      $(singletons [d|
        natMinus :: Nat -> Nat -> Nat
        natMinus Z       _     = Z
        natMinus (S a)   (S b) = natMinus a b
        natMinus a@(S _) Z     = a
  • The specification for how singletons deals with record selectors has been simplified. Previously, singletons would try to avoid promoting so-called “naughty” selectors (those whose types mention existential type variables that do not appear in the constructor’s return type) to top-level functions. Determing if a selector is naughty is quite challenging in practice, as determining if a type variable is existential or not in the context of Template Haskell is difficult in the general case.
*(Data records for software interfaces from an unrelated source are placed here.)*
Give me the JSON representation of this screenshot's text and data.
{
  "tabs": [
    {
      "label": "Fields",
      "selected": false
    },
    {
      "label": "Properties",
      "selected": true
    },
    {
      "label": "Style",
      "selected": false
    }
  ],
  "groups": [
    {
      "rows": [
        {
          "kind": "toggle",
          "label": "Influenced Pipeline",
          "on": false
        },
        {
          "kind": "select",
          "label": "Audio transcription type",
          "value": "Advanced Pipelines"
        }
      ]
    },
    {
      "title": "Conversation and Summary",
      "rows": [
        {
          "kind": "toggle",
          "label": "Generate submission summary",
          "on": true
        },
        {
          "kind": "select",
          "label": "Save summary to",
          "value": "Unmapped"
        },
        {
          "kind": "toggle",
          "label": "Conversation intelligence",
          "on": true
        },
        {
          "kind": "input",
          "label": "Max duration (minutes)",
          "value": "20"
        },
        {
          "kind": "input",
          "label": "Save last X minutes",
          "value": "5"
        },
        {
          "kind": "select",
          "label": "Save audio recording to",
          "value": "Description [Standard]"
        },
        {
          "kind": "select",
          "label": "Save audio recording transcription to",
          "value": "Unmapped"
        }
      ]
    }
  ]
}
As a result, singletons now adopts the dumb-but-predictable approach of always promoting record selectors to top-level functions, naughty or not.

    This means that attempting to promote code with a naughty record selector, like in the example below, will no longer work:

    $(promote [d|
      data Some :: (Type -> Type) -> Type where
        MkSome :: { getSome :: f a } -> Some f
        -- getSome is naughty due to mentioning the type variable `a`

    Please open an issue if you find this restriction burdensome in practice.

  • The singEqInstanceOnly and singEqInstancesOnly functions, which generate SEq (but not PEq) instances, have been removed. There is not much point in keeping these functions around now that PEq now longer has a special default implementation. Use singEqInstance{s} instead.

  • The Template Haskell machinery will no longer promote TypeRep to Type, as this special case never worked properly in the first place.

  • The Template Haskell machinery will now preserve strict fields in data types when generating their singled counterparts.

  • Introduce a new promotedDataTypeOrConName option to Data.Singletons.TH.Options. Overriding this option can be useful in situations where one wishes to promote types such as Nat, Symbol, or data types built on top of them. See the “Arrows, Nat, Symbol, and literals” section of the README for more information.

  • Define a Quote instance for OptionsM. A notable benefit of this instance is that it avoids the need to explicitly lift TH quotes into OptionsM. Before, you would have to do this:

    import Control.Monad.Trans.Class (lift)
    withOptions defaultOptions
      $ singletons
      $ lift [d| data T = MkT |]

    But now, it suffices to simply do this:

    withOptions defaultOptions
      $ singletons [d| data T = MkT |]